DATA FOR THE TASK -
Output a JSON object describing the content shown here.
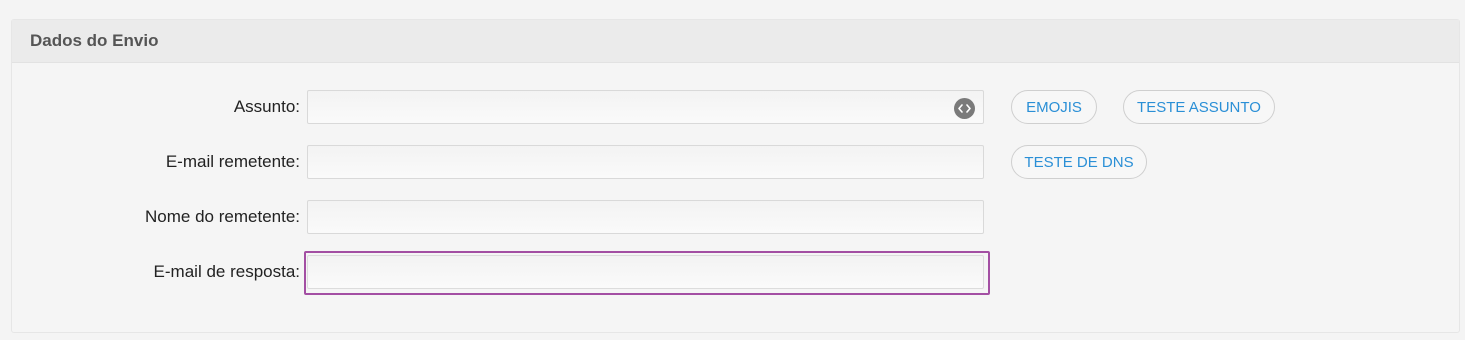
{
  "section": {
    "title": "Dados do Envio"
  },
  "fields": {
    "assunto": {
      "label": "Assunto:",
      "value": ""
    },
    "email_remetente": {
      "label": "E-mail remetente:",
      "value": ""
    },
    "nome_remetente": {
      "label": "Nome do remetente:",
      "value": ""
    },
    "email_resposta": {
      "label": "E-mail de resposta:",
      "value": ""
    }
  },
  "buttons": {
    "emojis": "EMOJIS",
    "teste_assunto": "TESTE ASSUNTO",
    "teste_dns": "TESTE DE DNS"
  },
  "icons": {
    "assunto_variable": "code-icon"
  },
  "colors": {
    "link_blue": "#2a8fd6",
    "focus_purple": "#a34fa3"
  }
}
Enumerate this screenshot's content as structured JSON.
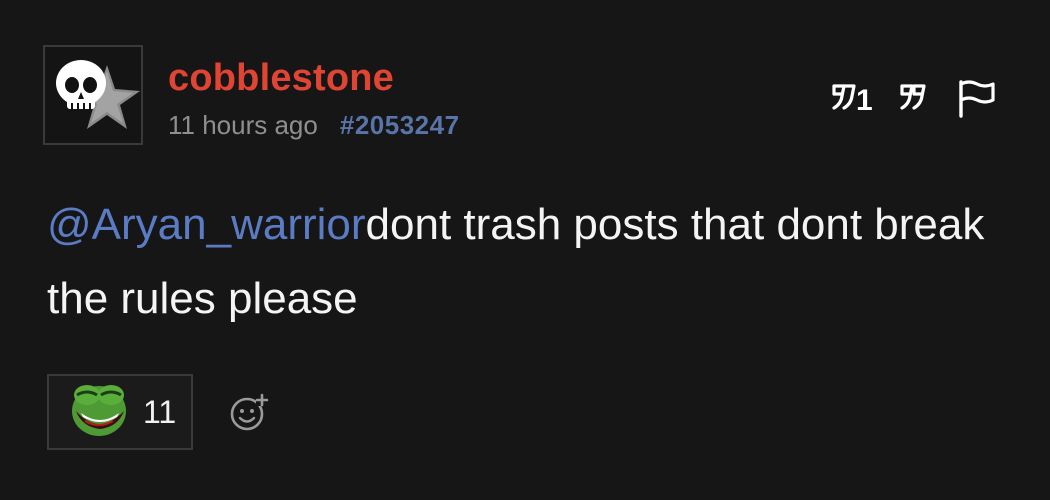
{
  "post": {
    "username": "cobblestone",
    "timestamp": "11 hours ago",
    "post_id": "#2053247",
    "mention": "@Aryan_warrior",
    "body_text": "dont trash posts that dont break the rules please",
    "reply_number": "1"
  },
  "reaction": {
    "emote": "laughing-frog-emote",
    "count": "11"
  },
  "icons": {
    "avatar": "skull-star-avatar",
    "reply": "reply-quote-icon",
    "quote": "quote-icon",
    "flag": "flag-icon",
    "add_reaction": "add-reaction-icon"
  },
  "colors": {
    "background": "#161616",
    "username": "#e04432",
    "mention": "#5b7cc4",
    "post_id": "#5874a8",
    "timestamp": "#8f8f8f"
  }
}
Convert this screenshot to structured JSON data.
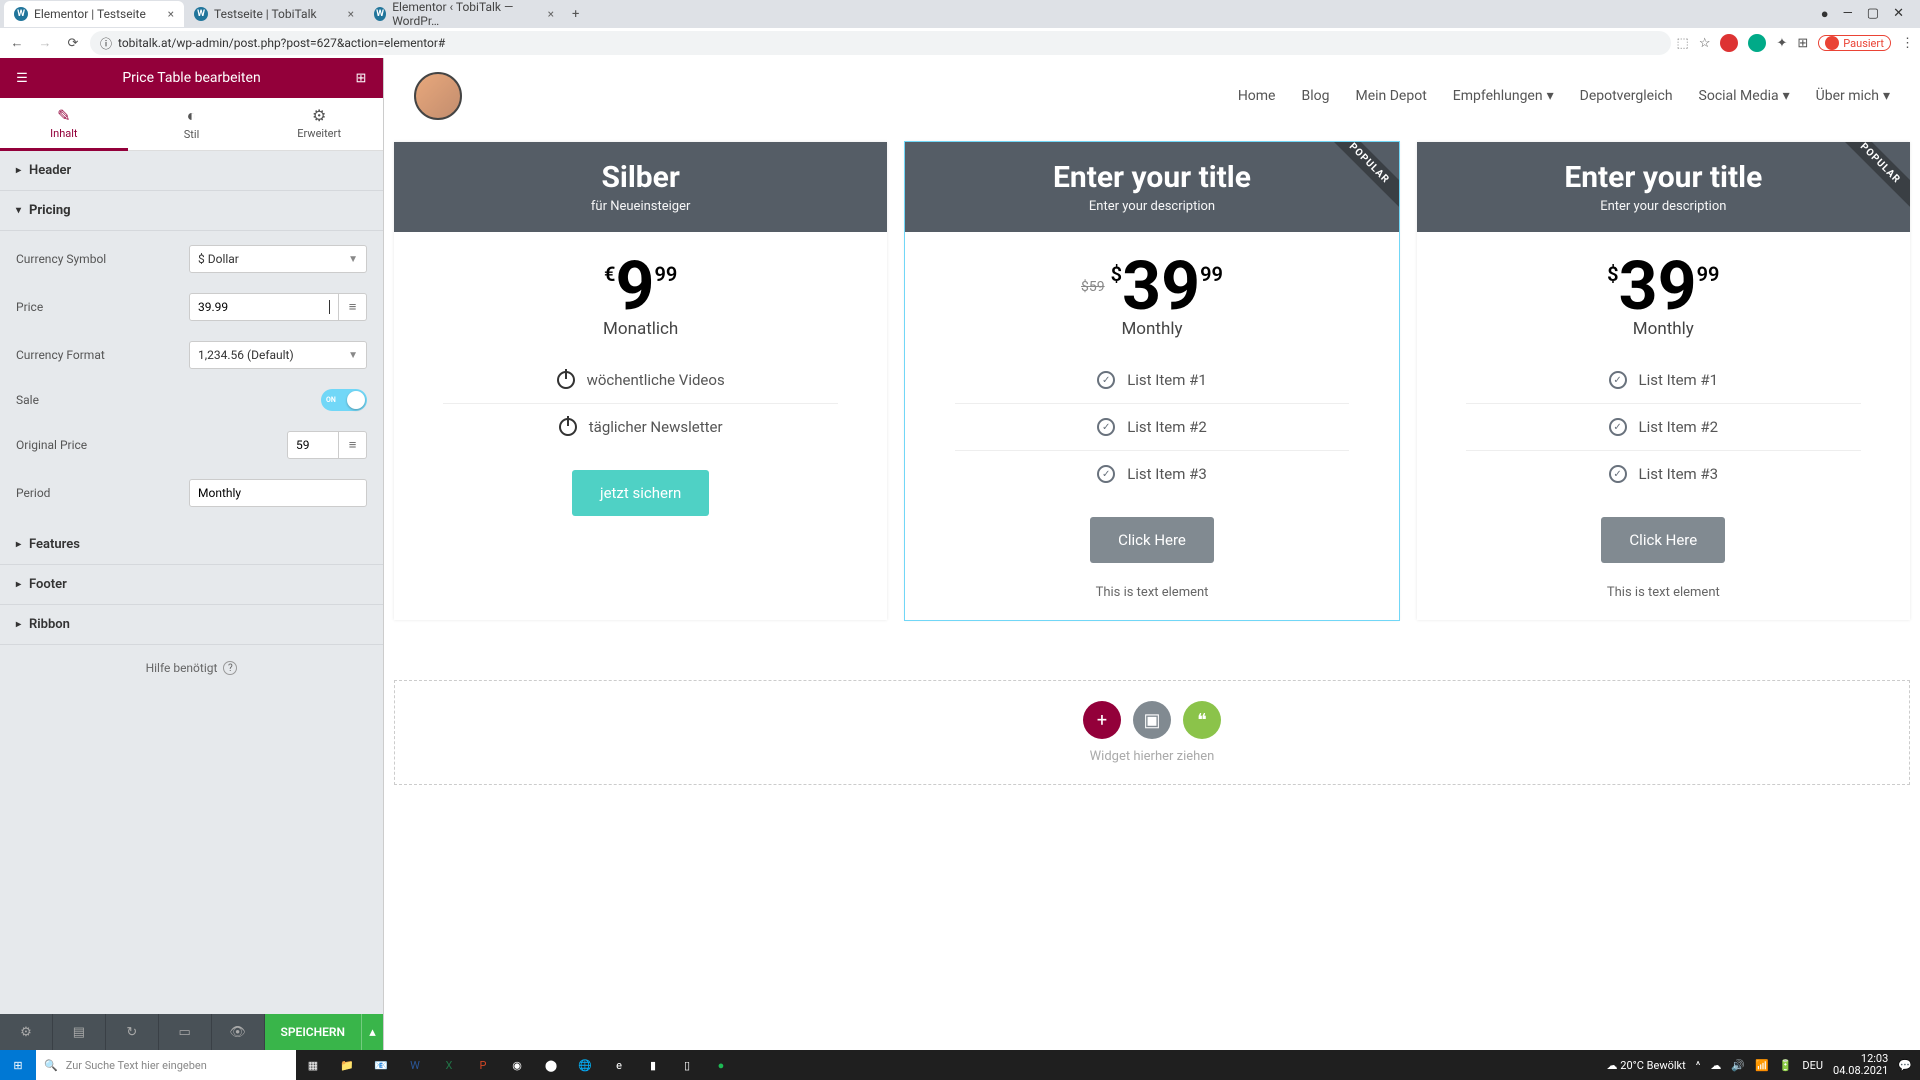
{
  "browser": {
    "tabs": [
      {
        "label": "Elementor | Testseite",
        "active": true
      },
      {
        "label": "Testseite | TobiTalk",
        "active": false
      },
      {
        "label": "Elementor ‹ TobiTalk — WordPr…",
        "active": false
      }
    ],
    "url": "tobitalk.at/wp-admin/post.php?post=627&action=elementor#",
    "paused_label": "Pausiert"
  },
  "sidebar": {
    "title": "Price Table bearbeiten",
    "tabs": {
      "inhalt": "Inhalt",
      "stil": "Stil",
      "erweitert": "Erweitert"
    },
    "sections": {
      "header": "Header",
      "pricing": "Pricing",
      "features": "Features",
      "footer": "Footer",
      "ribbon": "Ribbon"
    },
    "fields": {
      "currency_symbol_label": "Currency Symbol",
      "currency_symbol_value": "$ Dollar",
      "price_label": "Price",
      "price_value": "39.99",
      "currency_format_label": "Currency Format",
      "currency_format_value": "1,234.56 (Default)",
      "sale_label": "Sale",
      "original_price_label": "Original Price",
      "original_price_value": "59",
      "period_label": "Period",
      "period_value": "Monthly"
    },
    "help": "Hilfe benötigt",
    "save": "SPEICHERN"
  },
  "site_nav": [
    "Home",
    "Blog",
    "Mein Depot",
    "Empfehlungen",
    "Depotvergleich",
    "Social Media",
    "Über mich"
  ],
  "tables": [
    {
      "title": "Silber",
      "subtitle": "für Neueinsteiger",
      "ribbon": "",
      "currency": "€",
      "price_int": "9",
      "price_frac": "99",
      "orig": "",
      "period": "Monatlich",
      "features": [
        {
          "icon": "power",
          "text": "wöchentliche Videos"
        },
        {
          "icon": "power",
          "text": "täglicher Newsletter"
        }
      ],
      "cta": "jetzt sichern",
      "cta_style": "teal",
      "footer_text": ""
    },
    {
      "title": "Enter your title",
      "subtitle": "Enter your description",
      "ribbon": "POPULAR",
      "currency": "$",
      "price_int": "39",
      "price_frac": "99",
      "orig": "$59",
      "period": "Monthly",
      "features": [
        {
          "icon": "check",
          "text": "List Item #1"
        },
        {
          "icon": "check",
          "text": "List Item #2"
        },
        {
          "icon": "check",
          "text": "List Item #3"
        }
      ],
      "cta": "Click Here",
      "cta_style": "gray",
      "footer_text": "This is text element"
    },
    {
      "title": "Enter your title",
      "subtitle": "Enter your description",
      "ribbon": "POPULAR",
      "currency": "$",
      "price_int": "39",
      "price_frac": "99",
      "orig": "",
      "period": "Monthly",
      "features": [
        {
          "icon": "check",
          "text": "List Item #1"
        },
        {
          "icon": "check",
          "text": "List Item #2"
        },
        {
          "icon": "check",
          "text": "List Item #3"
        }
      ],
      "cta": "Click Here",
      "cta_style": "gray",
      "footer_text": "This is text element"
    }
  ],
  "widget_drop_text": "Widget hierher ziehen",
  "taskbar": {
    "search_placeholder": "Zur Suche Text hier eingeben",
    "weather": "20°C  Bewölkt",
    "lang": "DEU",
    "time": "12:03",
    "date": "04.08.2021"
  }
}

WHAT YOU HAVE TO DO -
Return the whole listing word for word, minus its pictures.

EXERCISE SOLUTION -
Output a JSON object describing the content shown here.
{
  "section": {
    "title": "Dados do Envio"
  },
  "fields": {
    "assunto": {
      "label": "Assunto:",
      "value": ""
    },
    "email_remetente": {
      "label": "E-mail remetente:",
      "value": ""
    },
    "nome_remetente": {
      "label": "Nome do remetente:",
      "value": ""
    },
    "email_resposta": {
      "label": "E-mail de resposta:",
      "value": ""
    }
  },
  "buttons": {
    "emojis": "EMOJIS",
    "teste_assunto": "TESTE ASSUNTO",
    "teste_dns": "TESTE DE DNS"
  },
  "icons": {
    "assunto_variable": "code-icon"
  },
  "colors": {
    "link_blue": "#2a8fd6",
    "focus_purple": "#a34fa3"
  }
}
Enumerate this screenshot's content as structured JSON.
{
  "post": {
    "username": "cobblestone",
    "timestamp": "11 hours ago",
    "post_id": "#2053247",
    "mention": "@Aryan_warrior",
    "body_text": "dont trash posts that dont break the rules please",
    "reply_number": "1"
  },
  "reaction": {
    "emote": "laughing-frog-emote",
    "count": "11"
  },
  "icons": {
    "avatar": "skull-star-avatar",
    "reply": "reply-quote-icon",
    "quote": "quote-icon",
    "flag": "flag-icon",
    "add_reaction": "add-reaction-icon"
  },
  "colors": {
    "background": "#161616",
    "username": "#e04432",
    "mention": "#5b7cc4",
    "post_id": "#5874a8",
    "timestamp": "#8f8f8f"
  }
}
Convert this screenshot to structured JSON data.
{
  "browser": {
    "tabs": [
      {
        "label": "Elementor | Testseite",
        "active": true
      },
      {
        "label": "Testseite | TobiTalk",
        "active": false
      },
      {
        "label": "Elementor ‹ TobiTalk — WordPr…",
        "active": false
      }
    ],
    "url": "tobitalk.at/wp-admin/post.php?post=627&action=elementor#",
    "paused_label": "Pausiert"
  },
  "sidebar": {
    "title": "Price Table bearbeiten",
    "tabs": {
      "inhalt": "Inhalt",
      "stil": "Stil",
      "erweitert": "Erweitert"
    },
    "sections": {
      "header": "Header",
      "pricing": "Pricing",
      "features": "Features",
      "footer": "Footer",
      "ribbon": "Ribbon"
    },
    "fields": {
      "currency_symbol_label": "Currency Symbol",
      "currency_symbol_value": "$ Dollar",
      "price_label": "Price",
      "price_value": "39.99",
      "currency_format_label": "Currency Format",
      "currency_format_value": "1,234.56 (Default)",
      "sale_label": "Sale",
      "original_price_label": "Original Price",
      "original_price_value": "59",
      "period_label": "Period",
      "period_value": "Monthly"
    },
    "help": "Hilfe benötigt",
    "save": "SPEICHERN"
  },
  "site_nav": [
    "Home",
    "Blog",
    "Mein Depot",
    "Empfehlungen",
    "Depotvergleich",
    "Social Media",
    "Über mich"
  ],
  "tables": [
    {
      "title": "Silber",
      "subtitle": "für Neueinsteiger",
      "ribbon": "",
      "currency": "€",
      "price_int": "9",
      "price_frac": "99",
      "orig": "",
      "period": "Monatlich",
      "features": [
        {
          "icon": "power",
          "text": "wöchentliche Videos"
        },
        {
          "icon": "power",
          "text": "täglicher Newsletter"
        }
      ],
      "cta": "jetzt sichern",
      "cta_style": "teal",
      "footer_text": ""
    },
    {
      "title": "Enter your title",
      "subtitle": "Enter your description",
      "ribbon": "POPULAR",
      "currency": "$",
      "price_int": "39",
      "price_frac": "99",
      "orig": "$59",
      "period": "Monthly",
      "features": [
        {
          "icon": "check",
          "text": "List Item #1"
        },
        {
          "icon": "check",
          "text": "List Item #2"
        },
        {
          "icon": "check",
          "text": "List Item #3"
        }
      ],
      "cta": "Click Here",
      "cta_style": "gray",
      "footer_text": "This is text element"
    },
    {
      "title": "Enter your title",
      "subtitle": "Enter your description",
      "ribbon": "POPULAR",
      "currency": "$",
      "price_int": "39",
      "price_frac": "99",
      "orig": "",
      "period": "Monthly",
      "features": [
        {
          "icon": "check",
          "text": "List Item #1"
        },
        {
          "icon": "check",
          "text": "List Item #2"
        },
        {
          "icon": "check",
          "text": "List Item #3"
        }
      ],
      "cta": "Click Here",
      "cta_style": "gray",
      "footer_text": "This is text element"
    }
  ],
  "widget_drop_text": "Widget hierher ziehen",
  "taskbar": {
    "search_placeholder": "Zur Suche Text hier eingeben",
    "weather": "20°C  Bewölkt",
    "lang": "DEU",
    "time": "12:03",
    "date": "04.08.2021"
  }
}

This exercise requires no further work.